trust my intuition.
It started in August 2013, right before my younger son’s first birthday when we decided to move into a less expensive house in the
small town of Issaquah, Washington.
We we're looking to save a little money (which eventually backfired on us!) and found a quaint rambler on the banks of Issaquah Creek.
It was sort of dingy and a little smelly, but the rental market was very, very competitive then and we were running out of time to find a place.
As we toured the house with the leasing agent, she mentioned the previous owner had recently passed away from a long battle with cancer
and her son had hired them to rent the house out. I always knew I was sensitive to energy so I immediately asked if the lady had died in the house. She reassured me three
separate times in that showing that the lady had died in a hospice facility and not in that house.
Against my better judgement, I believed her. Plus, the price was right and I figured dingy and smelly were two things we could handle
with a little elbow grease. We moved in a few days later.
From the first night we slept in that house, I knew something was wrong.
It felt bad.
Oh, and the smell...I will never forget the smell. It seemed as though as soon as we moved in, it got worse. It became more and more
pungent on an almost daily basis Always looking on the bright side, we chalked it up to the house being old and just needing a little TLC.
Over the next few days, we scrubbed. We washed windows, steam cleaned carpets, wiped down walls, cleaned every nook and cranny we could
find. I even pulled up the carpeting in the master bedroom and rented an ozone machine (which apparently kills any smell). It didn’t help. I bought every type of air freshener you could find. It
seeped into our hair; our clothes. It was disgusting but there was nothing we could do.
My next move was to decorate. I think I thought that if I could just make it homey that it might feel like home and
maybe the smell would eventually go away. I unpacked every box, hung every picture, mounted the curtains, and organized every drawer.
This is when things started to really go bad.
I first noticed my personality changing when the depression started to kick in. It went from feeling like there was a weight on my
shoulders and an overall sense of sadness to me crying from the moment I woke up to the moment I went to sleep. All day long I would cry. The only way the crying would stop is if I left the
house, so that’s what I did.
Every morning, I would wake up, pack my son in the stroller, and escape that house.
For hours, I would camp out in local restaurants, hang out at the library, or sit by myself on a park bench...anything to avoid the

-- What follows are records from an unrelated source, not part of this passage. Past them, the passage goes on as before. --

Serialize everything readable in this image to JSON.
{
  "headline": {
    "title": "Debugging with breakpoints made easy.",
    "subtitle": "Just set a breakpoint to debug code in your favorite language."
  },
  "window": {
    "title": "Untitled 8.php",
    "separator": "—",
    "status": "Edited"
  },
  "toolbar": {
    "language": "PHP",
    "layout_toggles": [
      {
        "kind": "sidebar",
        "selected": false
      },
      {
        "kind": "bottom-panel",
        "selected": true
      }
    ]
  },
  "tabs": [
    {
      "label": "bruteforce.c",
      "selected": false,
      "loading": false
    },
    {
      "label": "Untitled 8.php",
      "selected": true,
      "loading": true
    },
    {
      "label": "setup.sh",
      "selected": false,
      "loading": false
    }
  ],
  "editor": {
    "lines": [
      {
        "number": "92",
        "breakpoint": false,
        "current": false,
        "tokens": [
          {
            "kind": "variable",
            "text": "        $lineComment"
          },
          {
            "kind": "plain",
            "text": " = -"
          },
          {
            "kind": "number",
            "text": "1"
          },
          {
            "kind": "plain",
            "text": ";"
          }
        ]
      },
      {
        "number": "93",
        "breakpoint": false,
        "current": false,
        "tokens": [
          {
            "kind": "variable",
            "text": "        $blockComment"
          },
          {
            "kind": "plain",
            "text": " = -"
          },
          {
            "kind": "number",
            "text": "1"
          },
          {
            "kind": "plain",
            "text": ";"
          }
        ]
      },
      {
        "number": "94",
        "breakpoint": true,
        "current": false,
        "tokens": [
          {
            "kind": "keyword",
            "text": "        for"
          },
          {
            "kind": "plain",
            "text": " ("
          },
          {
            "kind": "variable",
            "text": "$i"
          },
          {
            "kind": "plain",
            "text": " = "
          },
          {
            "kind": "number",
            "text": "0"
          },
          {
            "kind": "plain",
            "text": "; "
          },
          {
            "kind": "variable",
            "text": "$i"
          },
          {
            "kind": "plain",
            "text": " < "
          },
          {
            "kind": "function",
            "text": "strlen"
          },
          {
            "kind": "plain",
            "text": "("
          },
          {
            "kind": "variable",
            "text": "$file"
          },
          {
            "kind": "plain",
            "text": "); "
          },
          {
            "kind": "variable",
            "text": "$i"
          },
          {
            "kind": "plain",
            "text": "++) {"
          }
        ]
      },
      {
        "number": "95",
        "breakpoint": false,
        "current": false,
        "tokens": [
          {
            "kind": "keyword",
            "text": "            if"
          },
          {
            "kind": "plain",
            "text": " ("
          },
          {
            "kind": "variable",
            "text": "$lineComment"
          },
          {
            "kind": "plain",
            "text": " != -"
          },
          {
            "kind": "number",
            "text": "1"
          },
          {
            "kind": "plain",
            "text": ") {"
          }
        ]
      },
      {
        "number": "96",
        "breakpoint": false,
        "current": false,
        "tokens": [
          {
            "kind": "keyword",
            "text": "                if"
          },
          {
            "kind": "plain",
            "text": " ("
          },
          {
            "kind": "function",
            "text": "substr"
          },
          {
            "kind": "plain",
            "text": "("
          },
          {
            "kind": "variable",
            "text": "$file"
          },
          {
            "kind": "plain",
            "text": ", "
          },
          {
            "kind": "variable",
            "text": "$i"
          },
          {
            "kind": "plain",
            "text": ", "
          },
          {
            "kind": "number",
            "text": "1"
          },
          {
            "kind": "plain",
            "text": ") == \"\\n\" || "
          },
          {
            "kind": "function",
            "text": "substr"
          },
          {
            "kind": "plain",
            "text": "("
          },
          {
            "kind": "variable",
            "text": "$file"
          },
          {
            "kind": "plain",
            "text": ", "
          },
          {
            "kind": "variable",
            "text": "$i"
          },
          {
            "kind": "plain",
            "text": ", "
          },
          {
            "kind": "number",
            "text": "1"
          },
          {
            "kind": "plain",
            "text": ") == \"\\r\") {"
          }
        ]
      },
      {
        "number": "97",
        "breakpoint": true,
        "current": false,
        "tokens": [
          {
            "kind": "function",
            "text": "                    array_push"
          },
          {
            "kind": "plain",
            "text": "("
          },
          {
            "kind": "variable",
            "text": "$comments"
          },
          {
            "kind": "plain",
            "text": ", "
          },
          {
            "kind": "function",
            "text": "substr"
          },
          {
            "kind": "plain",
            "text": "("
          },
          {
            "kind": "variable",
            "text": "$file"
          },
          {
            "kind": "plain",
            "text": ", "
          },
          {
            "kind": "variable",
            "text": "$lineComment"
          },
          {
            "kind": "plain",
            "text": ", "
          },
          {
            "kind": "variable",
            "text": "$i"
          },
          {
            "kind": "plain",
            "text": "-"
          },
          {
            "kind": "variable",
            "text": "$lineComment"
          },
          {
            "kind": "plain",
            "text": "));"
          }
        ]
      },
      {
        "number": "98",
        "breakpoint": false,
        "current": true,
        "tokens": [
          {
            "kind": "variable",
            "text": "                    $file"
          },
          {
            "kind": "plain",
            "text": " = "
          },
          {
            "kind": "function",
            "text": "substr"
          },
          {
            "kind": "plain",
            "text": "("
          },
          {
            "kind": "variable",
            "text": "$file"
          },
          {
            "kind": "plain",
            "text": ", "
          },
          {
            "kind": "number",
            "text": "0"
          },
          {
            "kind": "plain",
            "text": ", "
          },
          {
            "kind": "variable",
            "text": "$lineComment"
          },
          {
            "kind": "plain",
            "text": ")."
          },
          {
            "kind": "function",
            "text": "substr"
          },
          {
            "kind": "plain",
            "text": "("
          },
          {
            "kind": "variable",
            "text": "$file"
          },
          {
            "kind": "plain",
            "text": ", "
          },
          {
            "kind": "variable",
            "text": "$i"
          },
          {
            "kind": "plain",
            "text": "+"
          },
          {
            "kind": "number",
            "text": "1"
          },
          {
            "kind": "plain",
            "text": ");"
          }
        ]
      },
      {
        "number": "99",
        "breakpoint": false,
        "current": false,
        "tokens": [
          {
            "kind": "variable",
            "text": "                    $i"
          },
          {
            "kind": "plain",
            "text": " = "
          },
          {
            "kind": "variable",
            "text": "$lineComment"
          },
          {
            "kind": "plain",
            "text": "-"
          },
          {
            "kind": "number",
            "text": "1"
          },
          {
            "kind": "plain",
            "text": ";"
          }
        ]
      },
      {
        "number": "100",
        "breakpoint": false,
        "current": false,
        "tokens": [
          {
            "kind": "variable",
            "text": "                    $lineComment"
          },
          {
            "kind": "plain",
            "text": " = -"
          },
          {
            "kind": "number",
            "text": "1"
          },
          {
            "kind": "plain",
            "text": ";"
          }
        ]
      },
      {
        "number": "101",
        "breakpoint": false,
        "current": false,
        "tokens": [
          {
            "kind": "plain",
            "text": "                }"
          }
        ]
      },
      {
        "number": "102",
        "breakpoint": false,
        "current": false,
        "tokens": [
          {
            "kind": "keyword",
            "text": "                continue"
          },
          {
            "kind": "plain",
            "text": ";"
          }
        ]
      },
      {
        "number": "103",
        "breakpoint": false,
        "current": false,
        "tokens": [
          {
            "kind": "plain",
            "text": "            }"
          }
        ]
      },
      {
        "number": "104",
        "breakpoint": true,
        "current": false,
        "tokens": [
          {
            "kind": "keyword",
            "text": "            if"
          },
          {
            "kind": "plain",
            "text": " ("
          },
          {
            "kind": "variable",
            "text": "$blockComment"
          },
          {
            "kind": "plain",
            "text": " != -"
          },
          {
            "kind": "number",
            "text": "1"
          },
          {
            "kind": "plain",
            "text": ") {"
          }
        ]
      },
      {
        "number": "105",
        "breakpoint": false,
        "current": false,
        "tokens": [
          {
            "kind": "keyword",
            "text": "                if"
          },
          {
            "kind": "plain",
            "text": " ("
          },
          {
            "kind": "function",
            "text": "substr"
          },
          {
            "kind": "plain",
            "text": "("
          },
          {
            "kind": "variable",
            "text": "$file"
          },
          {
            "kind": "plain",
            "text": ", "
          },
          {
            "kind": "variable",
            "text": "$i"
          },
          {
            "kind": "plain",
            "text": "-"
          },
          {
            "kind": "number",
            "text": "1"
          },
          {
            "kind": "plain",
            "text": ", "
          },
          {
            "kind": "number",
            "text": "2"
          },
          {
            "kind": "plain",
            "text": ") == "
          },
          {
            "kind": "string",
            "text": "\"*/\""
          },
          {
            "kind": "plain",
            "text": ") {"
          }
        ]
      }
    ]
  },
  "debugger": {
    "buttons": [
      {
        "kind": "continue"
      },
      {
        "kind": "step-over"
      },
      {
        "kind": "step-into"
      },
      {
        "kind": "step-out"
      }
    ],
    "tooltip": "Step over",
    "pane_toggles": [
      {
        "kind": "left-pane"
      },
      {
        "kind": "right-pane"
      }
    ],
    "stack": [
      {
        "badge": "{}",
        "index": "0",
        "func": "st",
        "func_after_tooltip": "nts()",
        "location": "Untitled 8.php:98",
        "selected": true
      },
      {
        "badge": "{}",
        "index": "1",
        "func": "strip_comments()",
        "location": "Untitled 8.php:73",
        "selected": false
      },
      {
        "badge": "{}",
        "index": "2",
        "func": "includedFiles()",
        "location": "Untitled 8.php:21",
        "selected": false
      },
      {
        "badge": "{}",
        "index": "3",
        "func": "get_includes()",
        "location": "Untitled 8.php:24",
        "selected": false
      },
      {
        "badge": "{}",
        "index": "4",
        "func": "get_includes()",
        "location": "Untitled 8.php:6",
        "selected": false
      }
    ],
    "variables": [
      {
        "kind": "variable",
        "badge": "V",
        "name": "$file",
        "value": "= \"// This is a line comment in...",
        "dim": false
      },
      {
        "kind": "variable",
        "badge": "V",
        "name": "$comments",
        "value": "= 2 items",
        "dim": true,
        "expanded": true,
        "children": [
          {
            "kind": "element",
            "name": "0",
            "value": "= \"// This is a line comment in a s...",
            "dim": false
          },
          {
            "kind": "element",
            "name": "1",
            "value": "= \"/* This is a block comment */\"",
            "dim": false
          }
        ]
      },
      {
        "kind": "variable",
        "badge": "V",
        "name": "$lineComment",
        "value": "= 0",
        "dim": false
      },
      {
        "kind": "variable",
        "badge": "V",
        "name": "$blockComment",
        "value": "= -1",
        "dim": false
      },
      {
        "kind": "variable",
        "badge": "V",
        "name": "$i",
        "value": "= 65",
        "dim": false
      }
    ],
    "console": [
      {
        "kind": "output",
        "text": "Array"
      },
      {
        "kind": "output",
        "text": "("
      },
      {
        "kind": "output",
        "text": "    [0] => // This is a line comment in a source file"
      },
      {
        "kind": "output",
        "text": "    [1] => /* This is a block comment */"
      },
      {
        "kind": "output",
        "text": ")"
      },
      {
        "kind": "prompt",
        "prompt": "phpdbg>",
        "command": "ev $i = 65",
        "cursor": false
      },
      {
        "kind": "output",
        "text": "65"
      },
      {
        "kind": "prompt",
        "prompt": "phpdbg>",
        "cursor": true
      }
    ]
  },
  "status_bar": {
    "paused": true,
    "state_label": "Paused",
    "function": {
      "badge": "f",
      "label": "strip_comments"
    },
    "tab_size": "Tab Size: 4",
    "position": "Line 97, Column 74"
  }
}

house. I would hide out in town until 6:00 pm when my husband returned from work. Even then, we would eat dinner away from the house and only return when we had to.